- Bouska, K. L., Lindner, G. A., Paukert, C. P., Jacobson, R. B. 2016. Stakeholder-led science: engaging resource managers to identify science needs for long-term management of floodplain conservation lands, Ecology and Society. 21(3):12
Susannah Erwin, Robert Jacobson, Christopher Holly, Eric Allen, Caroline Elliott, and Edward Bulliner. Hydrodynamic Modeling to Evaluate the Influence of Channel Morphology and Hydrology on Larval Drift of Pallid Sturgeon in the Lower Missouri River. Poster presentation at Missouri River Natural Resources Conference, March 10-12.

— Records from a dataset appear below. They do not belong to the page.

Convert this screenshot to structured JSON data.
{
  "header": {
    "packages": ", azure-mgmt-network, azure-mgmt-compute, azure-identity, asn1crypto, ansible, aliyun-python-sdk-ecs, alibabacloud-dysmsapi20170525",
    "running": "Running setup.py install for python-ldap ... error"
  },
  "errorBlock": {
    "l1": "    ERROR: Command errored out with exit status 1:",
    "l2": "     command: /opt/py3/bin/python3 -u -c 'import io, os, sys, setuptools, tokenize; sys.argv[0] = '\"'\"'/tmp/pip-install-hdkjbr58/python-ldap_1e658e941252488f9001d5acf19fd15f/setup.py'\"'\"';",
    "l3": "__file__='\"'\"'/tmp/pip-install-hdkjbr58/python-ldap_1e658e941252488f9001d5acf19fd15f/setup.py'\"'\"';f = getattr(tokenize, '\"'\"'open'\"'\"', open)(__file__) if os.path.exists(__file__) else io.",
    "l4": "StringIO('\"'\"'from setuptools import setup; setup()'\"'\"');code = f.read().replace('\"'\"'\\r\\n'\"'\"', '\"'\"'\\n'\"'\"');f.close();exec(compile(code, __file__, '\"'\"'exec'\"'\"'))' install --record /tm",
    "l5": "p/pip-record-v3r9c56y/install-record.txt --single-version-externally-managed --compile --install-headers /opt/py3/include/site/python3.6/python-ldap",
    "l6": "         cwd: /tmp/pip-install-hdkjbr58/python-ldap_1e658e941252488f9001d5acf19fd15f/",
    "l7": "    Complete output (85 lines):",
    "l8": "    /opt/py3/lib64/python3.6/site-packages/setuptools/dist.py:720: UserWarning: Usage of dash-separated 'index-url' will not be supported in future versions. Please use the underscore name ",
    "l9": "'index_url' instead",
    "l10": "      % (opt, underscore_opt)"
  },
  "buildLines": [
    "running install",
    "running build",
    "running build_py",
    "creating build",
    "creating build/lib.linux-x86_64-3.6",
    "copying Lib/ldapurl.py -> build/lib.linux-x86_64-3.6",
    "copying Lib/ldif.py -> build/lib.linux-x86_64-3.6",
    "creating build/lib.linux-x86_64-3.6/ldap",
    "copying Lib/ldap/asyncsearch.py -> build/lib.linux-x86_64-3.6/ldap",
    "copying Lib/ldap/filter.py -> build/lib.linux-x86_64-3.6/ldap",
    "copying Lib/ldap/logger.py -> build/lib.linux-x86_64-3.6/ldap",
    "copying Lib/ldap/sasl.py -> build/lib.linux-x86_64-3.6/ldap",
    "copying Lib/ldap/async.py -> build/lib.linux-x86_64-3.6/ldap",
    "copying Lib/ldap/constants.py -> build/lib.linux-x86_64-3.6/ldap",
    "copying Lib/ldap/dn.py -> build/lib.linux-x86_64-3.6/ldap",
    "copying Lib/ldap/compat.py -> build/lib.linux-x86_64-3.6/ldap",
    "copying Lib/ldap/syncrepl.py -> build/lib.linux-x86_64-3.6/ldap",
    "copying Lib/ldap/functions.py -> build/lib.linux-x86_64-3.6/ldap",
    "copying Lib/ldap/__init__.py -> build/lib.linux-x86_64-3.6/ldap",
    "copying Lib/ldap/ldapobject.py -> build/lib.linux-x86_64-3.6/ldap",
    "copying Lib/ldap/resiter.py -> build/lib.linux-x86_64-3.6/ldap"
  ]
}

Quantifying floodplain ecosystem services - benefits of restoration and flood-risk reduction. Presentation to the Floodplain Science Network. April 13, 2015.
- Garth Lindner, Kristen Bouska, Robert Jacobson, and Craig Paukert. Stakeholder-led science: engaging floodplain conservation land managers to identify and meet science needs. International Society for River Science, La Crosse, Wisconsin, August 24, 2015.
Poster presentation Climate Science Center workshop and traineeship in Amherst, MA, November 2-4, 2016
Robert Jacobson, Poster presentation at Midwest Fish and Wildlife Conference, Grand Rapids, MI. January 2016.
- Oral presentation at the Midwest Fish and Wildlife Conference in Lincoln Nebraska, January 2017
Oral presentation at the Missouri River Natural Resources Conference, Nebraska City, Nebraska, March, 2017.
- Oral presentation for the Floodplain Science Network Webinar Series, April, 2017.
Oral presentation at the Water for Food Global Conference, Lincoln, Nebraska, April, 2017.
- News: Secretary Jewell Announces new Wildlife and Cilmate Studies at the NE CSC. December 18, 2014.